It’s stretchy, malleable and fun to squeeze. In Putty Squad, many of these qualities are brought to life, and now it’s time for the long awaited sequel to the retro classic from experienced UK games publisher, System 3.
Originally being formed in 1982 by a man named Mark Cale, System 3 has been responsible for many critically acclaimed titles over the years. For those who were born in the early eighties, I expect you might remember its original title of Putty from 1992. Two years later however, there was a sequel by the name of Putty Squad and it saw release only on the SNES, unfortunately being scrapped for the Mega Drive, Amiga and PC. All that was left from the scrapped versions was a demo; one that would gain critical acclaim, leaving fans with nothing but the cake without its icing, until now.

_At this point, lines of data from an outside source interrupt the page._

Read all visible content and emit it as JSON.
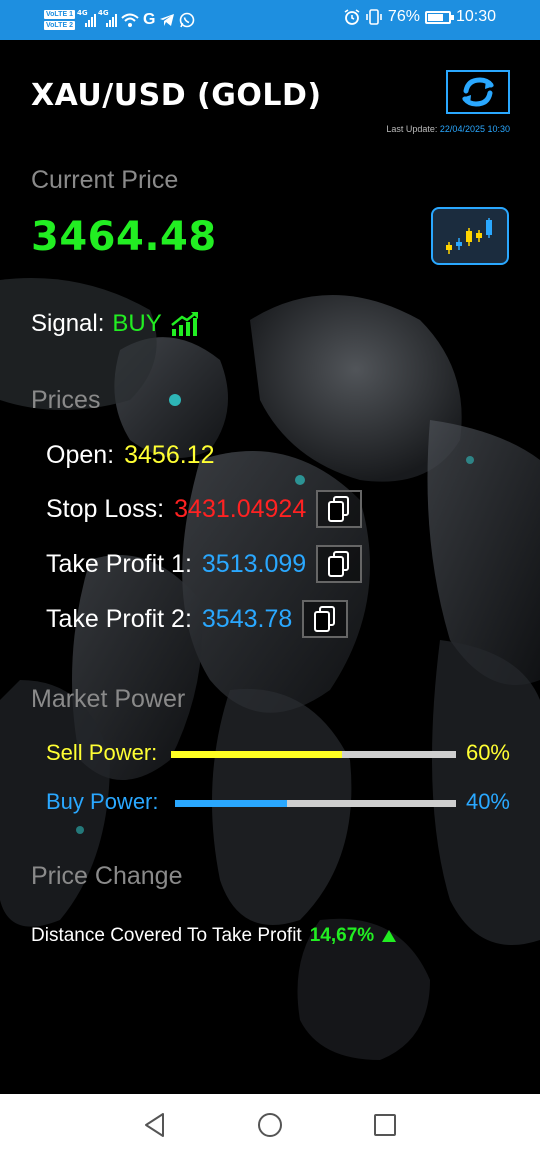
{
  "status_bar": {
    "sim1_tag": "VoLTE 1",
    "sim2_tag": "VoLTE 2",
    "network1": "4G",
    "network2": "4G",
    "carrier_g": "G",
    "battery_percent": "76%",
    "battery_level": 0.76,
    "time": "10:30",
    "icons": [
      "signal-icon",
      "signal-icon",
      "wifi-icon",
      "telegram-icon",
      "whatsapp-icon",
      "alarm-icon",
      "vibrate-icon",
      "battery-icon"
    ]
  },
  "header": {
    "title": "XAU/USD (GOLD)",
    "last_update_label": "Last Update:",
    "last_update_value": "22/04/2025 10:30"
  },
  "current_price": {
    "label": "Current Price",
    "value": "3464.48"
  },
  "signal": {
    "label": "Signal:",
    "value": "BUY"
  },
  "prices": {
    "label": "Prices",
    "open_label": "Open:",
    "open_value": "3456.12",
    "stop_loss_label": "Stop Loss:",
    "stop_loss_value": "3431.04924",
    "tp1_label": "Take Profit 1:",
    "tp1_value": "3513.099",
    "tp2_label": "Take Profit 2:",
    "tp2_value": "3543.78"
  },
  "market_power": {
    "label": "Market Power",
    "sell_label": "Sell Power:",
    "sell_percent": "60%",
    "sell_level": 0.6,
    "buy_label": "Buy Power:",
    "buy_percent": "40%",
    "buy_level": 0.4
  },
  "price_change": {
    "label": "Price Change",
    "distance_label": "Distance Covered To Take Profit",
    "distance_value": "14,67%"
  },
  "colors": {
    "status_bar": "#1e8fe0",
    "accent_blue": "#2aa8ff",
    "price_green": "#22ee22",
    "open_yellow": "#ffff33",
    "stop_red": "#ff2222",
    "muted_label": "#8a8a8a"
  }
}
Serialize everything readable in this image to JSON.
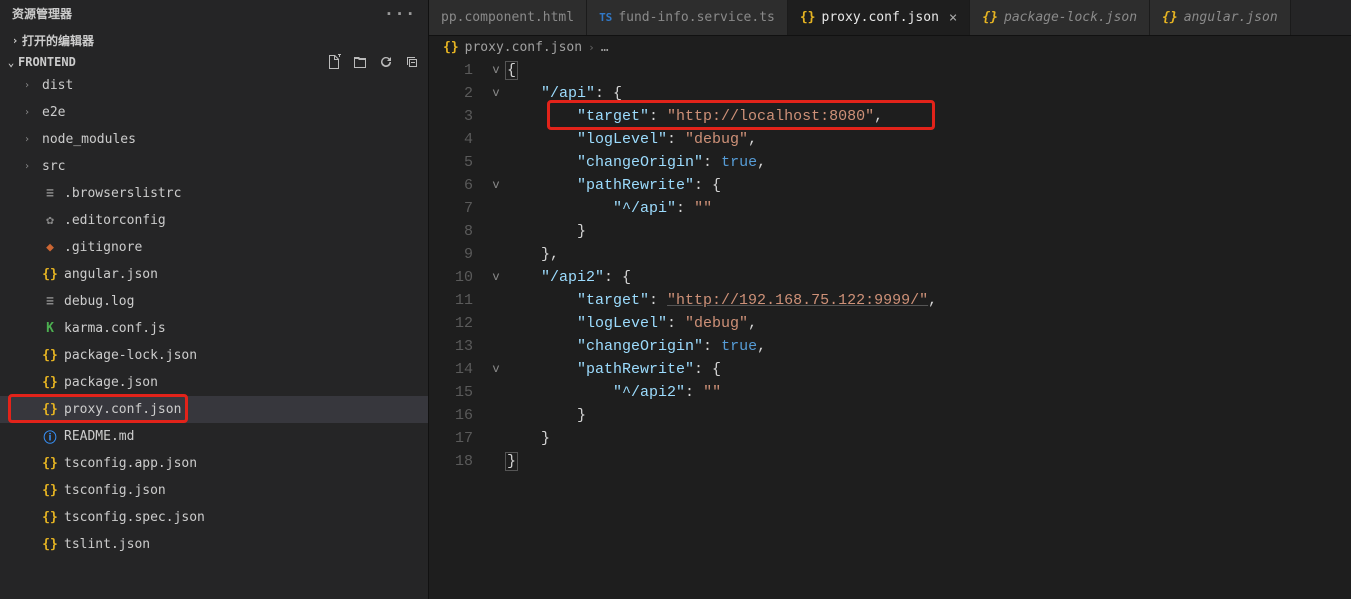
{
  "explorer_title": "资源管理器",
  "open_editors": "打开的编辑器",
  "project": "FRONTEND",
  "folders": [
    {
      "name": "dist"
    },
    {
      "name": "e2e"
    },
    {
      "name": "node_modules"
    },
    {
      "name": "src"
    }
  ],
  "files": [
    {
      "name": ".browserslistrc",
      "icon": "lines"
    },
    {
      "name": ".editorconfig",
      "icon": "gear"
    },
    {
      "name": ".gitignore",
      "icon": "git"
    },
    {
      "name": "angular.json",
      "icon": "braces"
    },
    {
      "name": "debug.log",
      "icon": "lines"
    },
    {
      "name": "karma.conf.js",
      "icon": "karma"
    },
    {
      "name": "package-lock.json",
      "icon": "braces"
    },
    {
      "name": "package.json",
      "icon": "braces"
    },
    {
      "name": "proxy.conf.json",
      "icon": "braces",
      "active": true,
      "highlight": true
    },
    {
      "name": "README.md",
      "icon": "info"
    },
    {
      "name": "tsconfig.app.json",
      "icon": "braces"
    },
    {
      "name": "tsconfig.json",
      "icon": "braces"
    },
    {
      "name": "tsconfig.spec.json",
      "icon": "braces"
    },
    {
      "name": "tslint.json",
      "icon": "braces"
    }
  ],
  "tabs": [
    {
      "label": "pp.component.html",
      "icon": "",
      "active": false
    },
    {
      "label": "fund-info.service.ts",
      "icon": "ts",
      "active": false
    },
    {
      "label": "proxy.conf.json",
      "icon": "braces",
      "active": true,
      "close": true
    },
    {
      "label": "package-lock.json",
      "icon": "braces",
      "active": false,
      "italic": true
    },
    {
      "label": "angular.json",
      "icon": "braces",
      "active": false,
      "italic": true
    }
  ],
  "breadcrumb_file": "proxy.conf.json",
  "breadcrumb_tail": "…",
  "line_numbers": [
    "1",
    "2",
    "3",
    "4",
    "5",
    "6",
    "7",
    "8",
    "9",
    "10",
    "11",
    "12",
    "13",
    "14",
    "15",
    "16",
    "17",
    "18"
  ],
  "fold": [
    "v",
    "v",
    "",
    "",
    "",
    "v",
    "",
    "",
    "",
    "v",
    "",
    "",
    "",
    "v",
    "",
    "",
    "",
    ""
  ],
  "code": {
    "l1": "{",
    "api_key": "\"/api\"",
    "target_key": "\"target\"",
    "target_val": "\"http://localhost:8080\"",
    "loglevel_key": "\"logLevel\"",
    "loglevel_val": "\"debug\"",
    "changeorigin_key": "\"changeOrigin\"",
    "true_val": "true",
    "pathrewrite_key": "\"pathRewrite\"",
    "caret_api": "\"^/api\"",
    "empty_str": "\"\"",
    "api2_key": "\"/api2\"",
    "target2_val": "\"http://192.168.75.122:9999/\"",
    "caret_api2": "\"^/api2\""
  }
}
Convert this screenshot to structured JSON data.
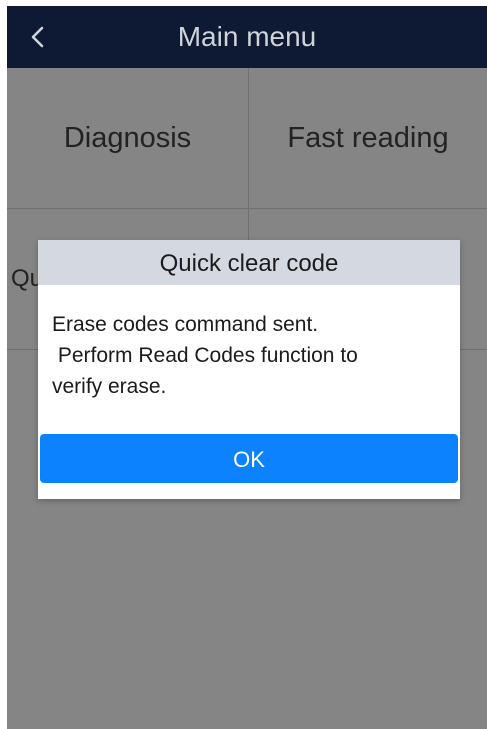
{
  "titlebar": {
    "title": "Main menu",
    "back_icon": "chevron-left-icon"
  },
  "menu": {
    "tiles": [
      {
        "label": "Diagnosis"
      },
      {
        "label": "Fast reading"
      },
      {
        "label": "Qu"
      },
      {
        "label": ""
      }
    ]
  },
  "dialog": {
    "title": "Quick clear code",
    "message": "Erase codes command sent.\n Perform Read Codes function to\nverify erase.",
    "ok_label": "OK"
  },
  "colors": {
    "titlebar_bg": "#0e1a33",
    "overlay_bg": "#858585",
    "dialog_header_bg": "#d4d8e0",
    "ok_button_bg": "#0d82ff"
  }
}
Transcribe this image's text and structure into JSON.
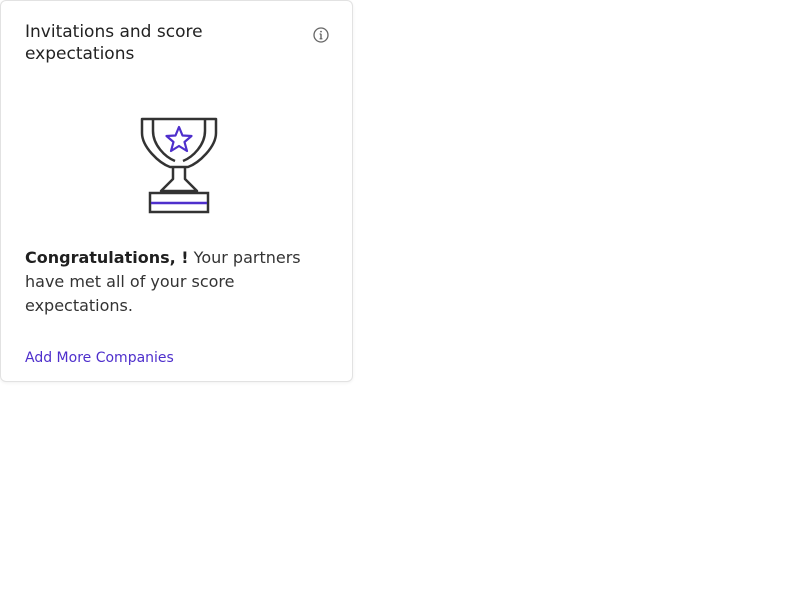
{
  "card": {
    "title": "Invitations and score expectations",
    "info_icon": "info-circle-icon",
    "illustration_icon": "trophy-star-icon",
    "message_bold": "Congratulations, !",
    "message_text": " Your partners have met all of your score expectations.",
    "link_label": "Add More Companies"
  },
  "colors": {
    "accent": "#4e2fcc",
    "icon_stroke": "#333333",
    "info_icon": "#666666",
    "border": "#e2e2e2"
  }
}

Now, over two decades later, the Putty Squad is returning on a myriad of platforms, which has even been reimagined by some of the original programmers as well, believe it or not. To be clear, I was born in the early nineties and unfortunately haven’t been aware of one of System 3’s most praised games until recently. For that fact I feel ashamed, but I consider myself fortunate enough to be learning of Putty Squad’s quality just as they release what I suspect will be the ultimate version for any fan or newbie alike.
Upon starting the demo I didn’t quite know what to expect, but was pleasantly surprised with what I came away with. Underneath its glossy retro sheen, lay a fun and open platformer, bringing with it a lot of charm and pizazz. You control, as expected, a small blob of putty (blue no less) via its simple control set: X to jump, square to stretch, circle to use a weapon and triangle to inflate, hovering up to the sky. Throughout each level you’re tasked with a plethora of objectives, with the main one saving a number of red blobs of putty. To acquire these ‘majestic’ creatures, or any item for that matter, all you need to do is stop on top of them and you’ll absorb them instantaneously. Alongside saving these little critters, you can deal the damage with rockets or even nitro bombs.
Aside from the ‘Marathon Mode’, which sees you continuously play through a number of levels, there’s also the addition of a challenge mode. Through this option you’re then given more than just your average set of tasks. Set the challenge of collecting all stars in a level, completing within a certain time, destroying all opponents and finishing without losing a life, are just some of them.
Add the fact that the levels can be approached in a number of ways and you get to see a different angle to each level, dependent of course on which challenge you set yourself. Perhaps you want to try and accomplish all the tasks within the time limit? It’s entirely up to you.
Digging deeper into the other features available and you of course have the usual, with a number of trophies you’ll able to obtain, as well as a sticker book. If you complete the challenges, you’ll earn a sticker for that book, allowing you to unlock extra content. Notably, if you manage to earn enough of the stickers, you’ll be able to gain two free levels at no additional cost once the DLC becomes available. Though for those who find themself in a lazy state, can always deal with their hard-earned cash.
At the end of my time laying down the law with putty, I came away feeling nostalgic and refreshed. With so many action titles brought out in a yearly fashion, it was a delight to experience something that was a little simpler and filled with retro memories. After my first experience of ‘Putty’ I’d highly recommend it to anyone else who like the idea of a retro 2D platformer and look forward to its reception upon its release.
As you’d expect, re-creating a solitary experience such as Pinball, can only be taken so far when bringing it to a virtual world. Therefore, Pinball Arcade plays pretty much how you’d imagine, though here you’re lucky enough to have a wealth of tables at your disposal.
These will range from real-life models from a number of years, including the likes of Arabian Nights, Funhouse or Attack from Mars. The latter is a design from 1995 and is often misconceived to have taken inspiration from the film Mars Attacks, which was out a year later. Why do I know that? Because System 3 have even gone into the history of each table that’s been represented, giving fans some depth to their experience.
When you get down to the basics, you have your back triggers to operate the paddle, the right to launch the ball and the left stick to shake the table, should you want some more control on a certain shot. Don’t get too careless though, as if you get ‘shake’ happy, then you’ll find the table to lock up, giving you a total loss of control.
If you’re already a fan of pinball, then you’re probably going to love Pinball Arcade. If your time with the table is sparse, then there’s no better time to dive in.
Above are two very different games, which would you consider investing your time?